### [WORK TO COMPLETE]
Among the records that follow, find each line holding the word "JSON" and copy it.
-- -- --
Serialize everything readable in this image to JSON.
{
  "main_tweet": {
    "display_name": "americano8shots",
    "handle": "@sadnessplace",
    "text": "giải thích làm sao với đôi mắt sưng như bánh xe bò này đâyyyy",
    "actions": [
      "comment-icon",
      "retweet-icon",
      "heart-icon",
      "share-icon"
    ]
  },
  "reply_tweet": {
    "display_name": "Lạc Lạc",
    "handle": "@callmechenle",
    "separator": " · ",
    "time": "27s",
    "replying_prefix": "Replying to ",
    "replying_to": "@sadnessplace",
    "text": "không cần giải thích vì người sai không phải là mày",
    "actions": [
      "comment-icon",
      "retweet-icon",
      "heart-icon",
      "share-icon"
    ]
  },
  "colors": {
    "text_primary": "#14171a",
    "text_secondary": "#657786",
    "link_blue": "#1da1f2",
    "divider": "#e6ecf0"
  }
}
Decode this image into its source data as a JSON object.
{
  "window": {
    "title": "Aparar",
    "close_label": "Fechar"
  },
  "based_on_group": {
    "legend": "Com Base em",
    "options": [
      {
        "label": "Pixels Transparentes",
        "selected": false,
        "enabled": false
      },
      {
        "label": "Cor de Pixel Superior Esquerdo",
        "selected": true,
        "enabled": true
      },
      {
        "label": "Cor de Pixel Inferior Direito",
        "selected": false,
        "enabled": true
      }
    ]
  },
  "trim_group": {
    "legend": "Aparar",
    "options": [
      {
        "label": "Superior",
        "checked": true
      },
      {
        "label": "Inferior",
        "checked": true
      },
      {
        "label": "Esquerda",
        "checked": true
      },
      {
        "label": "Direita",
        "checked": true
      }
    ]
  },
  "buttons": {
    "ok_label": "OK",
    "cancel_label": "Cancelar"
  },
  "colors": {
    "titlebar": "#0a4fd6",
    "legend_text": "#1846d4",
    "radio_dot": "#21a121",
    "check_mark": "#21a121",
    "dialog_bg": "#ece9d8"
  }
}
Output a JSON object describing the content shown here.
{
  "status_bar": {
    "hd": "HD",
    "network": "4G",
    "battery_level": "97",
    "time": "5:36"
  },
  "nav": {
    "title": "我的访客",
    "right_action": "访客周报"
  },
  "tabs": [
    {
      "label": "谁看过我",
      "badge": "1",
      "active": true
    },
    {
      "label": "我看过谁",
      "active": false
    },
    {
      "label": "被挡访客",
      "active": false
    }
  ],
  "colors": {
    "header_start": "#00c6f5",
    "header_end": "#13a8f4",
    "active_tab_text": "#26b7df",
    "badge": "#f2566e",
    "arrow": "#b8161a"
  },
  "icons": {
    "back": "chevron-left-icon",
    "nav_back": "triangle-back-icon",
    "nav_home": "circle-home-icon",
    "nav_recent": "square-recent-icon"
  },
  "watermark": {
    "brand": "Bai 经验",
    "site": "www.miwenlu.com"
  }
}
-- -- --
### [SOLUTION TO THE EXERCISE]
Serialize everything readable in this image to JSON.
Decode this image into its source data as a JSON object.
Output a JSON object describing the content shown here.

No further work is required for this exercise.